--- TRY IT ---
Reproduce the records in full. Alter nothing.

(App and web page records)
○ ○ ○ ○ ○ ○ ○

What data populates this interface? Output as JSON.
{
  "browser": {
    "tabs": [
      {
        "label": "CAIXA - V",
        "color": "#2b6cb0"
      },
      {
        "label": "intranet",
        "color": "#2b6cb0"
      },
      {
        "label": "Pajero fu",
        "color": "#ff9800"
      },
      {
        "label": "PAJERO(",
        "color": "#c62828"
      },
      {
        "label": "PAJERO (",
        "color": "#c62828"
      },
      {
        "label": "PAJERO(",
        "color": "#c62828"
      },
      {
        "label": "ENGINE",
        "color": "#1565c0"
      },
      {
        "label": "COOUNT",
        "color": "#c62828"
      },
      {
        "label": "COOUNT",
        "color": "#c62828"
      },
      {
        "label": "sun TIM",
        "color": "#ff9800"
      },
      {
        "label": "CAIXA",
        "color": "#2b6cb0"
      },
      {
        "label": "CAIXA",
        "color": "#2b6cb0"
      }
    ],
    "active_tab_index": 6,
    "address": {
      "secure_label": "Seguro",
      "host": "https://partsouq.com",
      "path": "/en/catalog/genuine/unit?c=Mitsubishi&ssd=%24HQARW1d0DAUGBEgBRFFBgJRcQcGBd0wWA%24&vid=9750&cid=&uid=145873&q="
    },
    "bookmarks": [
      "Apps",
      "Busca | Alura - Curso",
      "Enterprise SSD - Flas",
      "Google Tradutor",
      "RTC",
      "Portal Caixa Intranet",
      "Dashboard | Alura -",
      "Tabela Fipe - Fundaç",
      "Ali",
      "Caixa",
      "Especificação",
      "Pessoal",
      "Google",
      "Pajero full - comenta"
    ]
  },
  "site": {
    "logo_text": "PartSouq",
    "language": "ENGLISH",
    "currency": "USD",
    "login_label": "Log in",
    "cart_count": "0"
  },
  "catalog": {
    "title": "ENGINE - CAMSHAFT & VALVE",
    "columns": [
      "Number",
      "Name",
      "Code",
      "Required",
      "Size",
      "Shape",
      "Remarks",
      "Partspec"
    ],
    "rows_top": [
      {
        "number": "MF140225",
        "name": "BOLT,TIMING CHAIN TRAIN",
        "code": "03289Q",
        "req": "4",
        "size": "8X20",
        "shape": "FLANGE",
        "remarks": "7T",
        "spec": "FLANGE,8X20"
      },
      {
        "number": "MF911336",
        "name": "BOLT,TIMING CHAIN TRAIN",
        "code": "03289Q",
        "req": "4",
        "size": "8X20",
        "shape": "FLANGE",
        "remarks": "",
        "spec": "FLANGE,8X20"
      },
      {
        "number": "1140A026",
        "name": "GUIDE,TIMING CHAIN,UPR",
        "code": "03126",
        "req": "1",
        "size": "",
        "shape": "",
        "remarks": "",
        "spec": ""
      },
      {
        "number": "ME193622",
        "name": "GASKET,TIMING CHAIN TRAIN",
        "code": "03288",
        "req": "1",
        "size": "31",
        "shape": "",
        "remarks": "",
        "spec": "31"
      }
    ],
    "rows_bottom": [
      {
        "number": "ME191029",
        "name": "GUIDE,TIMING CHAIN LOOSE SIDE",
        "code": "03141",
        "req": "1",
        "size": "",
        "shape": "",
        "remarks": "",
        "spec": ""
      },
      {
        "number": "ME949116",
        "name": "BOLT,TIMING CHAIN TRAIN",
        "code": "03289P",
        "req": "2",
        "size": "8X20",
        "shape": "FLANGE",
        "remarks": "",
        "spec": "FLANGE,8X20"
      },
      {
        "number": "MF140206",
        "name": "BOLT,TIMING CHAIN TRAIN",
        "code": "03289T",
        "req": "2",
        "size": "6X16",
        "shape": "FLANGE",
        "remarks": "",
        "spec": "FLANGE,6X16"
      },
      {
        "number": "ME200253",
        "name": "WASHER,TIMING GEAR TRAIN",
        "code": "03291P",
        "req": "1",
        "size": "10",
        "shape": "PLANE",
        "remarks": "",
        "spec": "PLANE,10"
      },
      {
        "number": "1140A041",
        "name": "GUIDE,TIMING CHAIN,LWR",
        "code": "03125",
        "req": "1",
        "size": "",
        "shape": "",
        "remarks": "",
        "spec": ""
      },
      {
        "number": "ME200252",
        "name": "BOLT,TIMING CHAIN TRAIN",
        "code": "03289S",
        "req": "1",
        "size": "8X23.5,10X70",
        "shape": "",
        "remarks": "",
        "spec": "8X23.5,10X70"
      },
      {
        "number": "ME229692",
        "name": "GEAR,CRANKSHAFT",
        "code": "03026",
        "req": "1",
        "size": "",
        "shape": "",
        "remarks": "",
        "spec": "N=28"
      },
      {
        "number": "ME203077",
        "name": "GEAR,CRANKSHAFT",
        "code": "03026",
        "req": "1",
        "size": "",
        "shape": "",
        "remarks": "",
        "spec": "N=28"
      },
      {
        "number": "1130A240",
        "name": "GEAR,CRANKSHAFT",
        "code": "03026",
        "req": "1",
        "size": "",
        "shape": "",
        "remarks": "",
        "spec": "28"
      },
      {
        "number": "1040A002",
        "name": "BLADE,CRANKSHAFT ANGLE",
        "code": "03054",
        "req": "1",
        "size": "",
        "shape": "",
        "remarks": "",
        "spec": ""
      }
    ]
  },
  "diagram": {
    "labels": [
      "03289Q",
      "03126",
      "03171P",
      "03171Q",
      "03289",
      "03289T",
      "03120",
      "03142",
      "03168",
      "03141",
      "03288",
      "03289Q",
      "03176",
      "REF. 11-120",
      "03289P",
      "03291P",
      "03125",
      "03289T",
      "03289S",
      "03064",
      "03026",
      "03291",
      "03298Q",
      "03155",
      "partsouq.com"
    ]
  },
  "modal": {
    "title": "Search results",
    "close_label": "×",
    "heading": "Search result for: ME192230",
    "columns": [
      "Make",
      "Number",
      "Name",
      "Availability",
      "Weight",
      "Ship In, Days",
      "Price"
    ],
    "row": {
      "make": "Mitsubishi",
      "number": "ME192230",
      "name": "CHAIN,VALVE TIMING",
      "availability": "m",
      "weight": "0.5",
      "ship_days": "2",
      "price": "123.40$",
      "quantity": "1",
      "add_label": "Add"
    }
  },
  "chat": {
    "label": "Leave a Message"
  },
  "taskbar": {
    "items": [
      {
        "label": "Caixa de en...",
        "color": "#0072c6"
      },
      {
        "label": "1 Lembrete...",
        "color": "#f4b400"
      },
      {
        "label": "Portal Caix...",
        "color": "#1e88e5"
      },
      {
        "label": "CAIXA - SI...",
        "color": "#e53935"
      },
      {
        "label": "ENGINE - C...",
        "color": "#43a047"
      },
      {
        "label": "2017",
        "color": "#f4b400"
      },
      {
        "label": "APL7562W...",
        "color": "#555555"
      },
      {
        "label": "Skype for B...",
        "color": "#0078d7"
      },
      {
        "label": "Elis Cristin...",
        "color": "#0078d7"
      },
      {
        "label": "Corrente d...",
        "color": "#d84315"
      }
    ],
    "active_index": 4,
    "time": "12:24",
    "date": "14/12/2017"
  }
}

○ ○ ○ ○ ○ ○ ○

--- PROBLEM SOLUTION ---
What data populates this interface? Output as JSON.
{
  "browser": {
    "tabs": [
      {
        "label": "CAIXA - V",
        "color": "#2b6cb0"
      },
      {
        "label": "intranet",
        "color": "#2b6cb0"
      },
      {
        "label": "Pajero fu",
        "color": "#ff9800"
      },
      {
        "label": "PAJERO(",
        "color": "#c62828"
      },
      {
        "label": "PAJERO (",
        "color": "#c62828"
      },
      {
        "label": "PAJERO(",
        "color": "#c62828"
      },
      {
        "label": "ENGINE",
        "color": "#1565c0"
      },
      {
        "label": "COOUNT",
        "color": "#c62828"
      },
      {
        "label": "COOUNT",
        "color": "#c62828"
      },
      {
        "label": "sun TIM",
        "color": "#ff9800"
      },
      {
        "label": "CAIXA",
        "color": "#2b6cb0"
      },
      {
        "label": "CAIXA",
        "color": "#2b6cb0"
      }
    ],
    "active_tab_index": 6,
    "address": {
      "secure_label": "Seguro",
      "host": "https://partsouq.com",
      "path": "/en/catalog/genuine/unit?c=Mitsubishi&ssd=%24HQARW1d0DAUGBEgBRFFBgJRcQcGBd0wWA%24&vid=9750&cid=&uid=145873&q="
    },
    "bookmarks": [
      "Apps",
      "Busca | Alura - Curso",
      "Enterprise SSD - Flas",
      "Google Tradutor",
      "RTC",
      "Portal Caixa Intranet",
      "Dashboard | Alura -",
      "Tabela Fipe - Fundaç",
      "Ali",
      "Caixa",
      "Especificação",
      "Pessoal",
      "Google",
      "Pajero full - comenta"
    ]
  },
  "site": {
    "logo_text": "PartSouq",
    "language": "ENGLISH",
    "currency": "USD",
    "login_label": "Log in",
    "cart_count": "0"
  },
  "catalog": {
    "title": "ENGINE - CAMSHAFT & VALVE",
    "columns": [
      "Number",
      "Name",
      "Code",
      "Required",
      "Size",
      "Shape",
      "Remarks",
      "Partspec"
    ],
    "rows_top": [
      {
        "number": "MF140225",
        "name": "BOLT,TIMING CHAIN TRAIN",
        "code": "03289Q",
        "req": "4",
        "size": "8X20",
        "shape": "FLANGE",
        "remarks": "7T",
        "spec": "FLANGE,8X20"
      },
      {
        "number": "MF911336",
        "name": "BOLT,TIMING CHAIN TRAIN",
        "code": "03289Q",
        "req": "4",
        "size": "8X20",
        "shape": "FLANGE",
        "remarks": "",
        "spec": "FLANGE,8X20"
      },
      {
        "number": "1140A026",
        "name": "GUIDE,TIMING CHAIN,UPR",
        "code": "03126",
        "req": "1",
        "size": "",
        "shape": "",
        "remarks": "",
        "spec": ""
      },
      {
        "number": "ME193622",
        "name": "GASKET,TIMING CHAIN TRAIN",
        "code": "03288",
        "req": "1",
        "size": "31",
        "shape": "",
        "remarks": "",
        "spec": "31"
      }
    ],
    "rows_bottom": [
      {
        "number": "ME191029",
        "name": "GUIDE,TIMING CHAIN LOOSE SIDE",
        "code": "03141",
        "req": "1",
        "size": "",
        "shape": "",
        "remarks": "",
        "spec": ""
      },
      {
        "number": "ME949116",
        "name": "BOLT,TIMING CHAIN TRAIN",
        "code": "03289P",
        "req": "2",
        "size": "8X20",
        "shape": "FLANGE",
        "remarks": "",
        "spec": "FLANGE,8X20"
      },
      {
        "number": "MF140206",
        "name": "BOLT,TIMING CHAIN TRAIN",
        "code": "03289T",
        "req": "2",
        "size": "6X16",
        "shape": "FLANGE",
        "remarks": "",
        "spec": "FLANGE,6X16"
      },
      {
        "number": "ME200253",
        "name": "WASHER,TIMING GEAR TRAIN",
        "code": "03291P",
        "req": "1",
        "size": "10",
        "shape": "PLANE",
        "remarks": "",
        "spec": "PLANE,10"
      },
      {
        "number": "1140A041",
        "name": "GUIDE,TIMING CHAIN,LWR",
        "code": "03125",
        "req": "1",
        "size": "",
        "shape": "",
        "remarks": "",
        "spec": ""
      },
      {
        "number": "ME200252",
        "name": "BOLT,TIMING CHAIN TRAIN",
        "code": "03289S",
        "req": "1",
        "size": "8X23.5,10X70",
        "shape": "",
        "remarks": "",
        "spec": "8X23.5,10X70"
      },
      {
        "number": "ME229692",
        "name": "GEAR,CRANKSHAFT",
        "code": "03026",
        "req": "1",
        "size": "",
        "shape": "",
        "remarks": "",
        "spec": "N=28"
      },
      {
        "number": "ME203077",
        "name": "GEAR,CRANKSHAFT",
        "code": "03026",
        "req": "1",
        "size": "",
        "shape": "",
        "remarks": "",
        "spec": "N=28"
      },
      {
        "number": "1130A240",
        "name": "GEAR,CRANKSHAFT",
        "code": "03026",
        "req": "1",
        "size": "",
        "shape": "",
        "remarks": "",
        "spec": "28"
      },
      {
        "number": "1040A002",
        "name": "BLADE,CRANKSHAFT ANGLE",
        "code": "03054",
        "req": "1",
        "size": "",
        "shape": "",
        "remarks": "",
        "spec": ""
      }
    ]
  },
  "diagram": {
    "labels": [
      "03289Q",
      "03126",
      "03171P",
      "03171Q",
      "03289",
      "03289T",
      "03120",
      "03142",
      "03168",
      "03141",
      "03288",
      "03289Q",
      "03176",
      "REF. 11-120",
      "03289P",
      "03291P",
      "03125",
      "03289T",
      "03289S",
      "03064",
      "03026",
      "03291",
      "03298Q",
      "03155",
      "partsouq.com"
    ]
  },
  "modal": {
    "title": "Search results",
    "close_label": "×",
    "heading": "Search result for: ME192230",
    "columns": [
      "Make",
      "Number",
      "Name",
      "Availability",
      "Weight",
      "Ship In, Days",
      "Price"
    ],
    "row": {
      "make": "Mitsubishi",
      "number": "ME192230",
      "name": "CHAIN,VALVE TIMING",
      "availability": "m",
      "weight": "0.5",
      "ship_days": "2",
      "price": "123.40$",
      "quantity": "1",
      "add_label": "Add"
    }
  },
  "chat": {
    "label": "Leave a Message"
  },
  "taskbar": {
    "items": [
      {
        "label": "Caixa de en...",
        "color": "#0072c6"
      },
      {
        "label": "1 Lembrete...",
        "color": "#f4b400"
      },
      {
        "label": "Portal Caix...",
        "color": "#1e88e5"
      },
      {
        "label": "CAIXA - SI...",
        "color": "#e53935"
      },
      {
        "label": "ENGINE - C...",
        "color": "#43a047"
      },
      {
        "label": "2017",
        "color": "#f4b400"
      },
      {
        "label": "APL7562W...",
        "color": "#555555"
      },
      {
        "label": "Skype for B...",
        "color": "#0078d7"
      },
      {
        "label": "Elis Cristin...",
        "color": "#0078d7"
      },
      {
        "label": "Corrente d...",
        "color": "#d84315"
      }
    ],
    "active_index": 4,
    "time": "12:24",
    "date": "14/12/2017"
  }
}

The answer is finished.